On Friday, Canty went back to his sanctuary to clean up the mess and, when he saw the altar inside had not been touched by the storm, he believed it was a sign.
“We get back to the altar, we trust Him, and put everything in the hands of God,” he said. “When it’s too big for our hands, it’s not too big for His.”
Others stepped in to help pick up the pieces that were left.
“Other pastors have been reaching out, soliciting donations, sending donations,” Canty said. “Compared to life, all of these things can be replaced.”
And even though the future of his place of worship is uncertain, Canty told 7 News he and his congregation will continue to praise God.
“We don’t know what move we’re going to make–whether this is going to be rebuilt or whether we’re going to have move to another location, but we believe that we are the church. This is a building we may use, but we’re truly the church and we can have church right here. So, we’ll be fine,” he said.
Pastor Canty told 7 News his church will still have service this coming Sunday. He said he’d let us know when they decide on a location and we’ll be sure to pass that information along to you.
If you’d like to help the church, click here.
Spartanburg Police Department officials pushed out this video on their Facebook page Friday showing photos of the storm and damage around the city:
Our reporter Asia Wilson spoke with Pickens County Emergency Management Director Pierce Womack who said they have five teams out today assessing the area.

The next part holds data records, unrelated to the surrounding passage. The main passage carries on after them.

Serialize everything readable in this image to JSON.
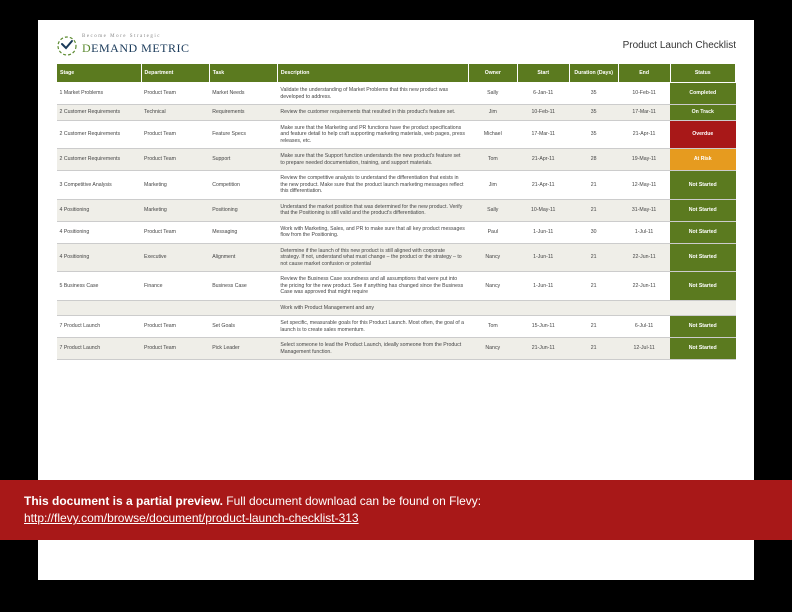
{
  "logo": {
    "tagline": "Become More Strategic",
    "brand_prefix": "D",
    "brand_rest": "EMAND METRIC"
  },
  "title": "Product Launch Checklist",
  "columns": [
    "Stage",
    "Department",
    "Task",
    "Description",
    "Owner",
    "Start",
    "Duration (Days)",
    "End",
    "Status"
  ],
  "rows": [
    {
      "stage": "1 Market Problems",
      "dept": "Product Team",
      "task": "Market Needs",
      "desc": "Validate the understanding of Market Problems that this new product was developed to address.",
      "owner": "Sally",
      "start": "6-Jan-11",
      "dur": "35",
      "end": "10-Feb-11",
      "status": "Completed",
      "scls": "completed"
    },
    {
      "stage": "2 Customer Requirements",
      "dept": "Technical",
      "task": "Requirements",
      "desc": "Review the customer requirements that resulted in this product's feature set.",
      "owner": "Jim",
      "start": "10-Feb-11",
      "dur": "35",
      "end": "17-Mar-11",
      "status": "On Track",
      "scls": "ontrack"
    },
    {
      "stage": "2 Customer Requirements",
      "dept": "Product Team",
      "task": "Feature Specs",
      "desc": "Make sure that the Marketing and PR functions have the product specifications and feature detail to help craft supporting marketing materials, web pages, press releases, etc.",
      "owner": "Michael",
      "start": "17-Mar-11",
      "dur": "35",
      "end": "21-Apr-11",
      "status": "Overdue",
      "scls": "overdue"
    },
    {
      "stage": "2 Customer Requirements",
      "dept": "Product Team",
      "task": "Support",
      "desc": "Make sure that the Support function understands the new product's feature set to prepare needed documentation, training, and support materials.",
      "owner": "Tom",
      "start": "21-Apr-11",
      "dur": "28",
      "end": "19-May-11",
      "status": "At Risk",
      "scls": "atrisk"
    },
    {
      "stage": "3 Competitive Analysis",
      "dept": "Marketing",
      "task": "Competition",
      "desc": "Review the competitive analysis to understand the differentiation that exists in the new product. Make sure that the product launch marketing messages reflect this differentiation.",
      "owner": "Jim",
      "start": "21-Apr-11",
      "dur": "21",
      "end": "12-May-11",
      "status": "Not Started",
      "scls": "notstarted"
    },
    {
      "stage": "4 Positioning",
      "dept": "Marketing",
      "task": "Positioning",
      "desc": "Understand the market position that was determined for the new product. Verify that the Positioning is still valid and the product's differentiation.",
      "owner": "Sally",
      "start": "10-May-11",
      "dur": "21",
      "end": "31-May-11",
      "status": "Not Started",
      "scls": "notstarted"
    },
    {
      "stage": "4 Positioning",
      "dept": "Product Team",
      "task": "Messaging",
      "desc": "Work with Marketing, Sales, and PR to make sure that all key product messages flow from the Positioning.",
      "owner": "Paul",
      "start": "1-Jun-11",
      "dur": "30",
      "end": "1-Jul-11",
      "status": "Not Started",
      "scls": "notstarted"
    },
    {
      "stage": "4 Positioning",
      "dept": "Executive",
      "task": "Alignment",
      "desc": "Determine if the launch of this new product is still aligned with corporate strategy. If not, understand what must change – the product or the strategy – to not cause market confusion or potential",
      "owner": "Nancy",
      "start": "1-Jun-11",
      "dur": "21",
      "end": "22-Jun-11",
      "status": "Not Started",
      "scls": "notstarted"
    },
    {
      "stage": "5 Business Case",
      "dept": "Finance",
      "task": "Business Case",
      "desc": "Review the Business Case soundness and all assumptions that were put into the pricing for the new product. See if anything has changed since the Business Case was approved that might require",
      "owner": "Nancy",
      "start": "1-Jun-11",
      "dur": "21",
      "end": "22-Jun-11",
      "status": "Not Started",
      "scls": "notstarted"
    },
    {
      "stage": "",
      "dept": "",
      "task": "",
      "desc": "Work with Product Management and any",
      "owner": "",
      "start": "",
      "dur": "",
      "end": "",
      "status": "",
      "scls": ""
    },
    {
      "stage": "7 Product Launch",
      "dept": "Product Team",
      "task": "Set Goals",
      "desc": "Set specific, measurable goals for this Product Launch. Most often, the goal of a launch is to create sales momentum.",
      "owner": "Tom",
      "start": "15-Jun-11",
      "dur": "21",
      "end": "6-Jul-11",
      "status": "Not Started",
      "scls": "notstarted"
    },
    {
      "stage": "7 Product Launch",
      "dept": "Product Team",
      "task": "Pick Leader",
      "desc": "Select someone to lead the Product Launch, ideally someone from the Product Management function.",
      "owner": "Nancy",
      "start": "21-Jun-11",
      "dur": "21",
      "end": "12-Jul-11",
      "status": "Not Started",
      "scls": "notstarted"
    }
  ],
  "banner": {
    "bold": "This document is a partial preview.",
    "rest": "  Full document download can be found on Flevy:",
    "link": "http://flevy.com/browse/document/product-launch-checklist-313"
  }
}
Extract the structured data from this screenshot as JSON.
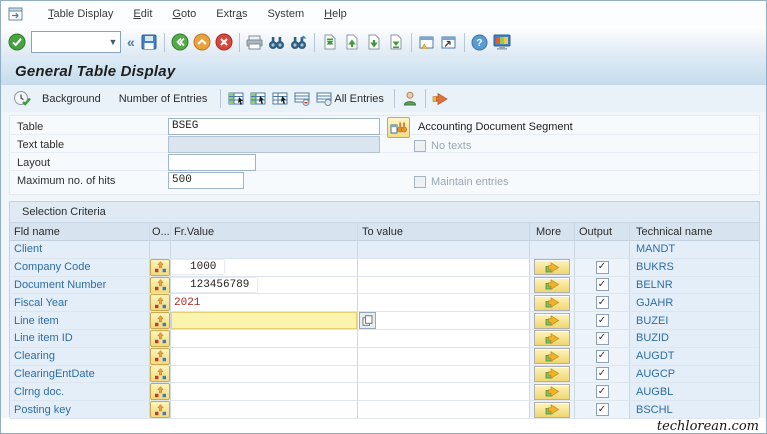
{
  "menu": {
    "items": [
      {
        "label": "Table Display",
        "u": 0
      },
      {
        "label": "Edit",
        "u": 0
      },
      {
        "label": "Goto",
        "u": 0
      },
      {
        "label": "Extras",
        "u": 4
      },
      {
        "label": "System",
        "u": -1
      },
      {
        "label": "Help",
        "u": 0
      }
    ]
  },
  "toolbar": {
    "command_value": "",
    "icons": [
      "enter-icon",
      "command-dropdown-icon",
      "collapse-icon",
      "save-icon",
      "back-icon",
      "exit-icon",
      "cancel-icon",
      "print-icon",
      "find-icon",
      "find-next-icon",
      "first-page-icon",
      "previous-page-icon",
      "next-page-icon",
      "last-page-icon",
      "new-session-icon",
      "shortcut-icon",
      "help-icon",
      "layout-icon"
    ]
  },
  "header": {
    "title": "General Table Display"
  },
  "app_toolbar": {
    "execute_icon": "execute-background-icon",
    "background": "Background",
    "number_of_entries": "Number of Entries",
    "all_entries": "All Entries",
    "icons": [
      "table-contents-icon",
      "select-entries-icon",
      "display-entries-icon",
      "delete-entries-icon",
      "all-entries-icon",
      "user-settings-icon",
      "end-session-icon"
    ]
  },
  "form": {
    "rows": [
      {
        "label": "Table",
        "value": "BSEG"
      },
      {
        "label": "Text table",
        "value": ""
      },
      {
        "label": "Layout",
        "value": ""
      },
      {
        "label": "Maximum no. of hits",
        "value": "500"
      }
    ],
    "table_description": "Accounting Document Segment",
    "no_texts": "No texts",
    "maintain_entries": "Maintain entries"
  },
  "selection": {
    "title": "Selection Criteria",
    "columns": [
      "Fld name",
      "O...",
      "Fr.Value",
      "To value",
      "More",
      "Output",
      "Technical name"
    ],
    "rows": [
      {
        "field": "Client",
        "tech": "MANDT",
        "option": false,
        "more": false,
        "output": false,
        "value": "",
        "style": "readonly"
      },
      {
        "field": "Company Code",
        "tech": "BUKRS",
        "option": true,
        "more": true,
        "output": true,
        "value": "1000",
        "style": "boxed"
      },
      {
        "field": "Document Number",
        "tech": "BELNR",
        "option": true,
        "more": true,
        "output": true,
        "value": "123456789",
        "style": "boxed"
      },
      {
        "field": "Fiscal Year",
        "tech": "GJAHR",
        "option": true,
        "more": true,
        "output": true,
        "value": "2021",
        "style": "red"
      },
      {
        "field": "Line item",
        "tech": "BUZEI",
        "option": true,
        "more": true,
        "output": true,
        "value": "",
        "style": "focused"
      },
      {
        "field": "Line item ID",
        "tech": "BUZID",
        "option": true,
        "more": true,
        "output": true,
        "value": "",
        "style": ""
      },
      {
        "field": "Clearing",
        "tech": "AUGDT",
        "option": true,
        "more": true,
        "output": true,
        "value": "",
        "style": ""
      },
      {
        "field": "ClearingEntDate",
        "tech": "AUGCP",
        "option": true,
        "more": true,
        "output": true,
        "value": "",
        "style": ""
      },
      {
        "field": "Clrng doc.",
        "tech": "AUGBL",
        "option": true,
        "more": true,
        "output": true,
        "value": "",
        "style": ""
      },
      {
        "field": "Posting key",
        "tech": "BSCHL",
        "option": true,
        "more": true,
        "output": true,
        "value": "",
        "style": ""
      }
    ]
  },
  "watermark": "techlorean.com",
  "colors": {
    "accent_yellow": "#f2da7e",
    "focus_yellow": "#fcf3ae",
    "link_blue": "#2e6da4",
    "value_red": "#b3261e"
  }
}
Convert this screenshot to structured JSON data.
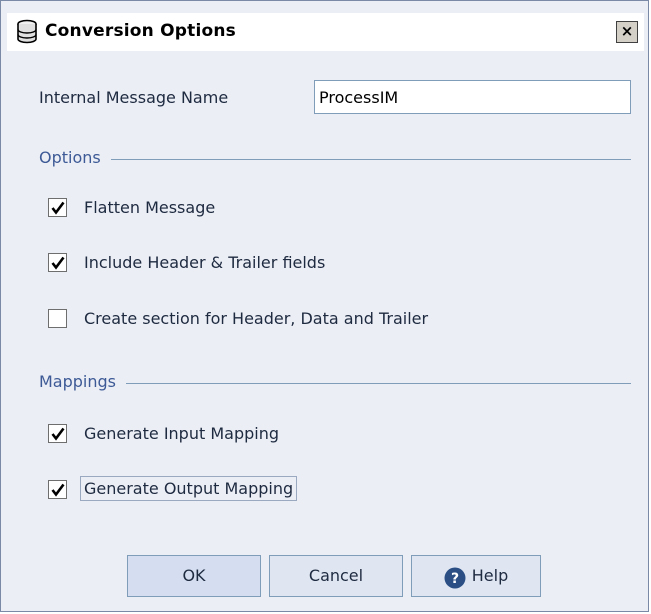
{
  "window": {
    "title": "Conversion Options",
    "close_glyph": "×",
    "icon": "database-icon"
  },
  "form": {
    "internal_message_label": "Internal Message Name",
    "internal_message_value": "ProcessIM"
  },
  "options_section": {
    "title": "Options",
    "items": [
      {
        "label": "Flatten Message",
        "checked": true
      },
      {
        "label": "Include Header & Trailer fields",
        "checked": true
      },
      {
        "label": "Create section for Header, Data and Trailer",
        "checked": false
      }
    ]
  },
  "mappings_section": {
    "title": "Mappings",
    "items": [
      {
        "label": "Generate Input Mapping",
        "checked": true
      },
      {
        "label": "Generate Output Mapping",
        "checked": true,
        "focused": true
      }
    ]
  },
  "buttons": {
    "ok": "OK",
    "cancel": "Cancel",
    "help": "Help",
    "help_icon": "help-icon"
  },
  "colors": {
    "dialog_background": "#ebeef5",
    "section_title": "#3d5a96",
    "help_icon": "#2b4f85"
  }
}
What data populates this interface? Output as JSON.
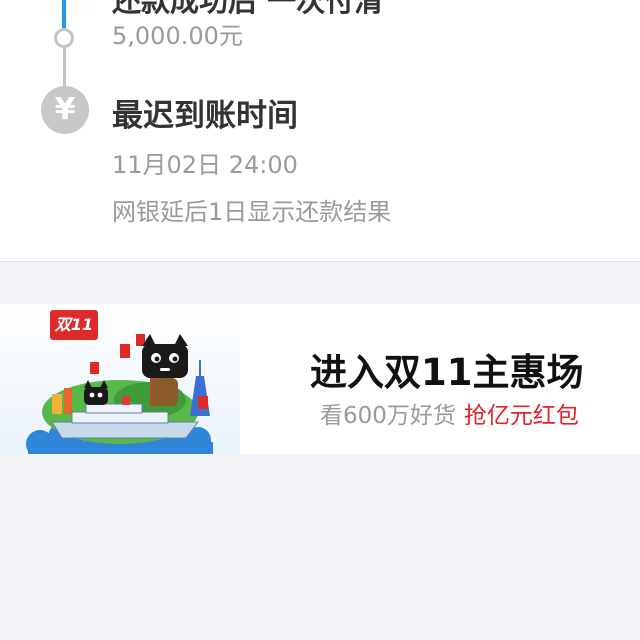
{
  "timeline": {
    "prev_step": {
      "title": "还款成功后 一次付清",
      "amount": "5,000.00元"
    },
    "current_step": {
      "icon": "yen-icon",
      "icon_glyph": "¥",
      "title": "最迟到账时间",
      "date": "11月02日 24:00",
      "note": "网银延后1日显示还款结果"
    },
    "colors": {
      "active_line": "#1e9be8",
      "inactive_line": "#c4c4c4"
    }
  },
  "promo_banner": {
    "badge": "双11",
    "title": "进入双11主惠场",
    "subtitle_grey": "看600万好货",
    "subtitle_red": "抢亿元红包",
    "accent_color": "#e0242b"
  }
}
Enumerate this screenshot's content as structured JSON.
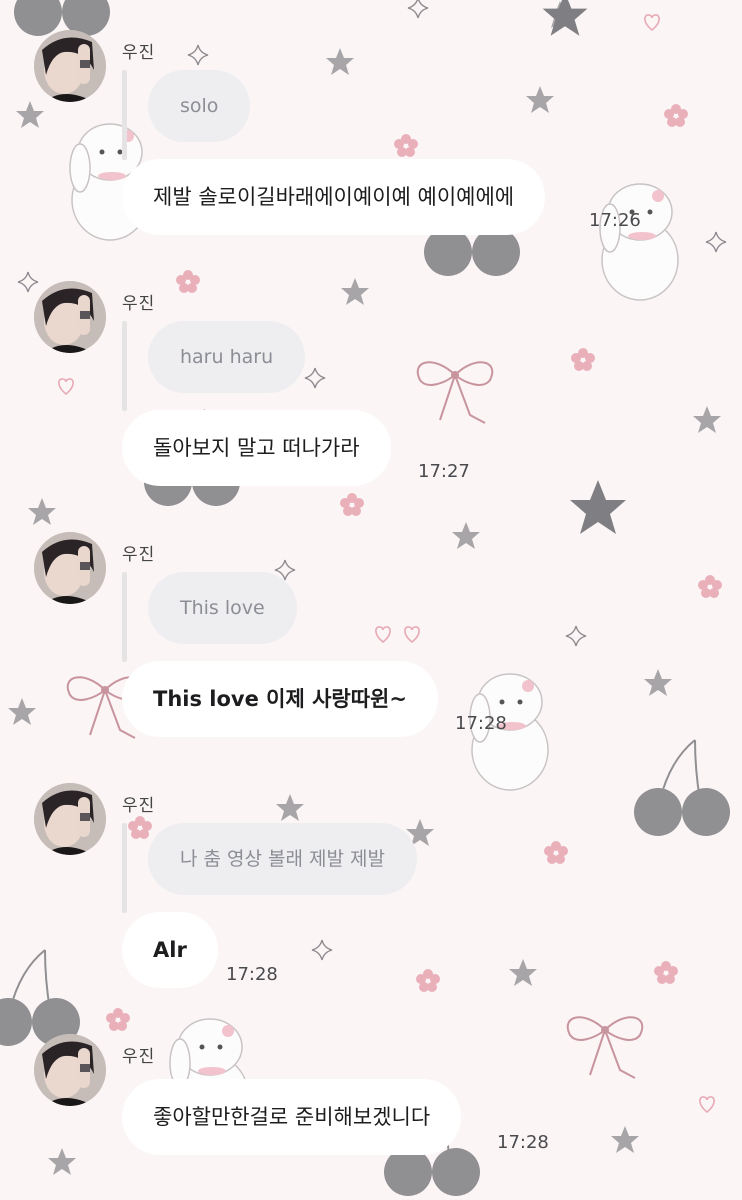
{
  "chat": {
    "messages": [
      {
        "sender": "우진",
        "quote": "solo",
        "text": "제발 솔로이길바래에이예이예 예이예에에",
        "time": "17:26"
      },
      {
        "sender": "우진",
        "quote": "haru haru",
        "text": "돌아보지 말고 떠나가라",
        "time": "17:27"
      },
      {
        "sender": "우진",
        "quote": "This love",
        "text": "This love 이제 사랑따윈~",
        "time": "17:28"
      },
      {
        "sender": "우진",
        "quote": "나 춤 영상 볼래 제발 제발",
        "text": "Alr",
        "time": "17:28"
      },
      {
        "sender": "우진",
        "text": "좋아할만한걸로 준비해보겠니다",
        "time": "17:28"
      }
    ]
  },
  "theme": {
    "wallpaper": "#fbf5f6",
    "bubble": "#ffffff",
    "quote_bubble": "#eeeef1",
    "reply_bar": "#e6e3e5",
    "accent_pink": "#e7a9b4",
    "cherry_gray": "#7d7d80"
  },
  "icons": [
    "avatar",
    "star-icon",
    "heart-icon",
    "flower-icon",
    "bunny-sticker",
    "cherry-sticker",
    "ribbon-bow-sticker",
    "sparkle-icon"
  ]
}
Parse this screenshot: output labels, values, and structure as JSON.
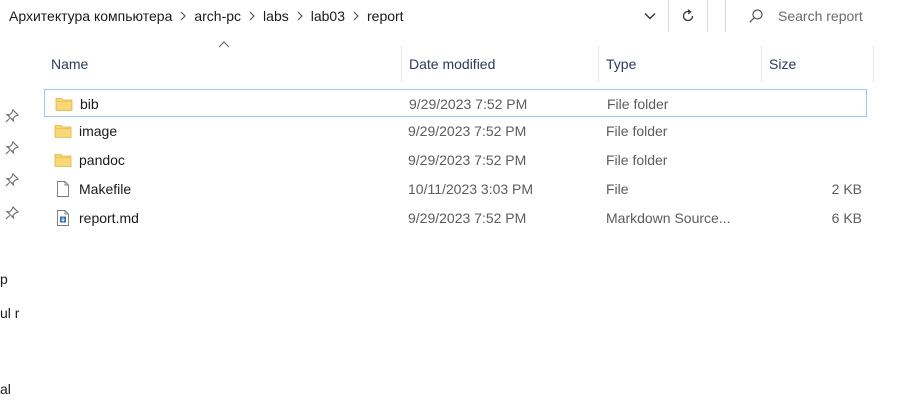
{
  "address_bar": {
    "crumbs": [
      "Архитектура компьютера",
      "arch-pc",
      "labs",
      "lab03",
      "report"
    ]
  },
  "search": {
    "placeholder": "Search report"
  },
  "nav_pane": {
    "fragments": [
      "p",
      "ul r",
      "al"
    ]
  },
  "columns": {
    "name": "Name",
    "date": "Date modified",
    "type": "Type",
    "size": "Size"
  },
  "files": [
    {
      "name": "bib",
      "date": "9/29/2023 7:52 PM",
      "type": "File folder",
      "size": "",
      "icon": "folder-icon"
    },
    {
      "name": "image",
      "date": "9/29/2023 7:52 PM",
      "type": "File folder",
      "size": "",
      "icon": "folder-icon"
    },
    {
      "name": "pandoc",
      "date": "9/29/2023 7:52 PM",
      "type": "File folder",
      "size": "",
      "icon": "folder-icon"
    },
    {
      "name": "Makefile",
      "date": "10/11/2023 3:03 PM",
      "type": "File",
      "size": "2 KB",
      "icon": "file-icon"
    },
    {
      "name": "report.md",
      "date": "9/29/2023 7:52 PM",
      "type": "Markdown Source...",
      "size": "6 KB",
      "icon": "markdown-file-icon"
    }
  ],
  "colors": {
    "selection_border": "#99c9ef",
    "folder": "#f8d775",
    "header_text": "#2b3b5a"
  }
}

Womack said the Saluda River is at 15.7 feet currently, and said it is usually 9.4 feet.
Flooding was also reported inside Gilliland Baptist Church, located in downtown Pickens.
Womack said 64 roads were closed Thursday and currently 17 are still closed to traffic. Fifteen of those roads are in the county and two are state highways.
Two people were also reportedly trapped inside the OWT manufacturing plant and had to be rescued since the entire parking lot flooded. No injuries were reported.
According to Womack, it will take weeks for the county to recover from the storms.
Here are photos our crew took from the Pickens Flea Market Friday morning:
Several power outages have been reported throughout the Upstate.